Looking beyond his property, Martin wants to build six greenhouses in a three-mile radius of Gilardi’s. Food grown in these large, fully sustainable structures will be sourced back to the restaurant. Martin hopes school field trips to the greenhouses will create new generations of urban farmers. Then, without missing a beat, Martin says he’ll follow that up with opening a cannery. “One hundred years ago the Ozarks was the bread basket of the nation. We had over 100 canneries in this area, and they’re all gone.” At 37 years old, Martin longs for the days he’s too young to remember – when the act of getting together to can food created communities.
Understanding nutrition is a natural extension of growing your own food, says Martin. He can tell you about spinach and how much vitamin C is lost in shipping long distances. Instead of going to the grocery store, Martin suggests a trip to the farmers’ market. “We might pay a little bit more,” says Martin, “but this is the thing about Americans. We’ve become addicted to the supermarket philosophy.” And we’re addicted to our specialty coffee. “We’re willing to pay five dollars for a caffe latte from Starbucks but we’re not willing to pay five dollars for 12 eggs. It doesn’t make any sense to me.”

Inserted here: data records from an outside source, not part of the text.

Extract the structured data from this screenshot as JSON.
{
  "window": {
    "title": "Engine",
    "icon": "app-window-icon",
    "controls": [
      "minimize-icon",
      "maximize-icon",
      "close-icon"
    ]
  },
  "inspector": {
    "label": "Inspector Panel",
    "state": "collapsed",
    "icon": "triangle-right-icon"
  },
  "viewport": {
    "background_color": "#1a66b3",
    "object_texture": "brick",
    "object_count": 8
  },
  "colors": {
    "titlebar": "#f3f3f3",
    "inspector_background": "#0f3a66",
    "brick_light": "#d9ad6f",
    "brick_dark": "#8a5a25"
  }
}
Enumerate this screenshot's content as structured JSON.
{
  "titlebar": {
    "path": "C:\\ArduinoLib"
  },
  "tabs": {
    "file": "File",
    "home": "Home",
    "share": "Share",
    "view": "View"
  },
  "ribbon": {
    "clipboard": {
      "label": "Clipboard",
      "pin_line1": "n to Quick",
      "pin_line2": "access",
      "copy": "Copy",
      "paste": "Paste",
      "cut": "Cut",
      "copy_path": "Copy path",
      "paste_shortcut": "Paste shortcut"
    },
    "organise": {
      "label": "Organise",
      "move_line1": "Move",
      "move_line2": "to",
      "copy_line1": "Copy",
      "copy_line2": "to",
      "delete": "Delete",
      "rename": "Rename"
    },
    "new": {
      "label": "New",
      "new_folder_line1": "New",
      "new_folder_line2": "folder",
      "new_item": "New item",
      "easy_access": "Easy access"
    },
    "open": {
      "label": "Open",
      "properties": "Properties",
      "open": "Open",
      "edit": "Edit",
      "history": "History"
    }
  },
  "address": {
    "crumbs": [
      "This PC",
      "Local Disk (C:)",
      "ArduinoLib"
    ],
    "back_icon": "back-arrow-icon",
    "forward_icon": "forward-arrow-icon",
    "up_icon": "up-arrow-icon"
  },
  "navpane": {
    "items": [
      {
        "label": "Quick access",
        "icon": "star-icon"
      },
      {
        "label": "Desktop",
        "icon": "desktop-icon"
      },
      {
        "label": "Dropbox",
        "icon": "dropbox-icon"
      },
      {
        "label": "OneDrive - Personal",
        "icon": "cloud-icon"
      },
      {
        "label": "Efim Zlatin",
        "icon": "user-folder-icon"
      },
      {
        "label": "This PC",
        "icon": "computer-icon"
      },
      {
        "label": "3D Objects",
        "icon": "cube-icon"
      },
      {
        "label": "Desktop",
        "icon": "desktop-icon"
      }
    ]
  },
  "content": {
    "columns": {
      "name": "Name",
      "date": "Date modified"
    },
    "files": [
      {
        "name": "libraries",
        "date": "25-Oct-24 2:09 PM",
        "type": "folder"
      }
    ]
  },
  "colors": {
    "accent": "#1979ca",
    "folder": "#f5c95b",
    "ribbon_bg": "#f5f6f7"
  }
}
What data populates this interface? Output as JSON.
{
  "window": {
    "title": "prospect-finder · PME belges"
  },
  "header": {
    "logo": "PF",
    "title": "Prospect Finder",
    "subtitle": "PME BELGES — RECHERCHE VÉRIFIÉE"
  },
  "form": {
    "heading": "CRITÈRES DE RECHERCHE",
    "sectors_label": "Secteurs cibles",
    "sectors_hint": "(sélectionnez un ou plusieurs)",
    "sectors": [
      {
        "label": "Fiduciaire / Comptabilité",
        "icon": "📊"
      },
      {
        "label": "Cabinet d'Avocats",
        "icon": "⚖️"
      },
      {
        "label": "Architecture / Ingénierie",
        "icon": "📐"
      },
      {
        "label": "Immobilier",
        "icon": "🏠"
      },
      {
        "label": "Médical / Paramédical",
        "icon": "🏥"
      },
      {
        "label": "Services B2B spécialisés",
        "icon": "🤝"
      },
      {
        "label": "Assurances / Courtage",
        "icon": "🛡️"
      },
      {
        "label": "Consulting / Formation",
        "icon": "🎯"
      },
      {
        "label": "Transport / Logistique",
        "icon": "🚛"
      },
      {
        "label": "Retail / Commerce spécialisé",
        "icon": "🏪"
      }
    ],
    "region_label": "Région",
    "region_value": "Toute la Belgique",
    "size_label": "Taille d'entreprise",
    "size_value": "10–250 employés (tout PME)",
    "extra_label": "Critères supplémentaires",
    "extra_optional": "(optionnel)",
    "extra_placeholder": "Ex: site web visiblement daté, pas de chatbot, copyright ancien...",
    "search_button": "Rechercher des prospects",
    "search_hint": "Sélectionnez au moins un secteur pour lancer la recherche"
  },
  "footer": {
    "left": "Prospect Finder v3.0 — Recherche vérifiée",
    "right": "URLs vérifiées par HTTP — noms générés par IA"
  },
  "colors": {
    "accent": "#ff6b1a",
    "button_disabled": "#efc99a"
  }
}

Planning for the concept of a farm-to-table restaurant started a decade ago for Martin. “If I had done it 10 years ago, I don’t know if it would have been as successful as it now. The timing worked out really well.” Martin’s been in the restaurant business for 20 years and has always been interested in healthy food. As a child he cooked in the kitchen with his grandmother and worked the garden. “I remember standing on a stool in front of the stove and stirring stuff and I’m sure I was messing stuff up, but she didn’t care.”
In his early 20s, Martin worked at Gilardi’s for the original owner, Nicola Gilardi. When Gilardi was ready to sell the Walnut location, he offered it to Martin. Securing a U.S. Small Business Administration loan took multiple tries because restaurant loans are thought to be high risk. With funding finally in place, Martin took over the restaurant on February 13, 2013. “He (Gilardi) offered to sell this to me and to continue the legacy,” says Martin. His former boss typically put in long hours to make the restaurant successful. “He didn’t want to sell it off and watch it fail,” says Martin. “His name is on the door. I try to live up to that.”
The first year wasn’t easy. Martin jokes that he was an outdoors person until he bought the restaurant. In the first six-to eight weeks, Martin dropped about 25 pounds from all the running and stress. “I literally watched my hair every morning go gray.” The restaurant business is unforgiving. Very low profit margins and demands can drain a person mentally, physically and spiritually. Because Martin is working toward a higher goal he can get up in the morning and say, “All right, let’s do it again.” Martin hopes that diners will leave Gilardi’s with more than a great meal and a glass of wine. He wants them to have a total experience that includes education and the knowledge that they’re part of something big.
Achieving big goals begins in the garden. Sunflowers tower over the other plants in the front yard of Ristorante Gilardi’s. Every year Martin takes the seeds from the tallest one and puts them in the soil for next season. “Besides changing the world, one of my dreams is to grow the tallest sunflowers,” says Martin. More importantly, he’s planting the idea for a different urban landscape, an idea that has already spread to his neighbors. And it all started with a single seed on a small plot of land on East Walnut Street.